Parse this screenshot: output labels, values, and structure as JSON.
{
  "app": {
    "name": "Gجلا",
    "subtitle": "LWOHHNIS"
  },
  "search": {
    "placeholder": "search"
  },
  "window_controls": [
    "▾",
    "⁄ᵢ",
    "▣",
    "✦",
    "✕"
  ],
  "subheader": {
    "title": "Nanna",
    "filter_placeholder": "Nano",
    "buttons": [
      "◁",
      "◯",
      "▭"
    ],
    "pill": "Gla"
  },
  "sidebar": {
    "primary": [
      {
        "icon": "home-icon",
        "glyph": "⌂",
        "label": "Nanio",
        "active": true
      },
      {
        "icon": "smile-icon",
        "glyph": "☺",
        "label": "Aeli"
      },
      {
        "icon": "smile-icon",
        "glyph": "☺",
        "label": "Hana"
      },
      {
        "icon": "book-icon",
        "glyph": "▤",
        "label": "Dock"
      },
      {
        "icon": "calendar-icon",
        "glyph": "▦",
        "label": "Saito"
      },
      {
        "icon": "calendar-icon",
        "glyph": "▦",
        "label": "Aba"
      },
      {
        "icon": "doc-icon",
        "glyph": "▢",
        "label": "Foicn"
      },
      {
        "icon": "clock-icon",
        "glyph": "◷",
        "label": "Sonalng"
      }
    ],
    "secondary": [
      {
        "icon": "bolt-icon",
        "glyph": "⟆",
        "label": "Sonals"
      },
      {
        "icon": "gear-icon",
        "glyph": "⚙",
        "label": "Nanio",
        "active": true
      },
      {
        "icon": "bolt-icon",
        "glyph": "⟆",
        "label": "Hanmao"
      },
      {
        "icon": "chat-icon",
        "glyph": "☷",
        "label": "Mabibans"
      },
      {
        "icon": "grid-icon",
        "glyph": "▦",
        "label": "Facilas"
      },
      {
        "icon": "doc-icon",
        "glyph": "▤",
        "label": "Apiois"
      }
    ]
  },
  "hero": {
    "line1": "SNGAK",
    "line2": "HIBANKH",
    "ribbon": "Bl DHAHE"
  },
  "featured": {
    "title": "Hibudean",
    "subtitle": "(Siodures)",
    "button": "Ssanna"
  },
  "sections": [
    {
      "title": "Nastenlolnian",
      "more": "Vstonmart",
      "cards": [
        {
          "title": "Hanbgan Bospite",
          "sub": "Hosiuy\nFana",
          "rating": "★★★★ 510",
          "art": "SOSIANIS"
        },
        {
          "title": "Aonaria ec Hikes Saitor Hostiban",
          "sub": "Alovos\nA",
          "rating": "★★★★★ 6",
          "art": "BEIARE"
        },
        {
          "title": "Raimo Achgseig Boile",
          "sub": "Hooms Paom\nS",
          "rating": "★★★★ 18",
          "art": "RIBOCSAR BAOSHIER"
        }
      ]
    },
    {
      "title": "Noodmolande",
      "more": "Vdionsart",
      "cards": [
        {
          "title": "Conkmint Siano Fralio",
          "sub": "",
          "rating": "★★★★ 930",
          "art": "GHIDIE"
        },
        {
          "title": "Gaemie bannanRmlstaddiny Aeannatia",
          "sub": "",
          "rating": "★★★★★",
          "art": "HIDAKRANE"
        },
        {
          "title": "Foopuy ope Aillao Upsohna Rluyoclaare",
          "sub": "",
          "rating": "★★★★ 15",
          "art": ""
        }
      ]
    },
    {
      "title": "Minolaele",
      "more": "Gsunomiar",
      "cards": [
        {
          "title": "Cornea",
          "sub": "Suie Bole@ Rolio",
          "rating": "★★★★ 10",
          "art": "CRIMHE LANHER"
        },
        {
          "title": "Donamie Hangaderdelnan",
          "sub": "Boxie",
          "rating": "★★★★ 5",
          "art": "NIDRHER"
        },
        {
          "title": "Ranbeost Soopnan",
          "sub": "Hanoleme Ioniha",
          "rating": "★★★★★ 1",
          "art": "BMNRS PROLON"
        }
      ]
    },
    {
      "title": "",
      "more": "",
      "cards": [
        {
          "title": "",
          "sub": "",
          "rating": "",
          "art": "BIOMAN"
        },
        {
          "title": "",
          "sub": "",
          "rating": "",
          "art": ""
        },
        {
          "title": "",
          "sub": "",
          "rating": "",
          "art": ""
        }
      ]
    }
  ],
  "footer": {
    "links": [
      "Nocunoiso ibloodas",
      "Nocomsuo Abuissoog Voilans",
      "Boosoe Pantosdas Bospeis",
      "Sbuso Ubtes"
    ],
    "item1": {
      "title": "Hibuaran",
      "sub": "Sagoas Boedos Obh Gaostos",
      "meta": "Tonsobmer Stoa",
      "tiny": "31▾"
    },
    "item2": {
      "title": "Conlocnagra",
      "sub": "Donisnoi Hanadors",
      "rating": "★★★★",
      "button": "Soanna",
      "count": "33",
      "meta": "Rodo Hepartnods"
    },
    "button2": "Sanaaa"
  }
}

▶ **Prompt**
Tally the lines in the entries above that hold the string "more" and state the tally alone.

▶ **Solved exercise**
4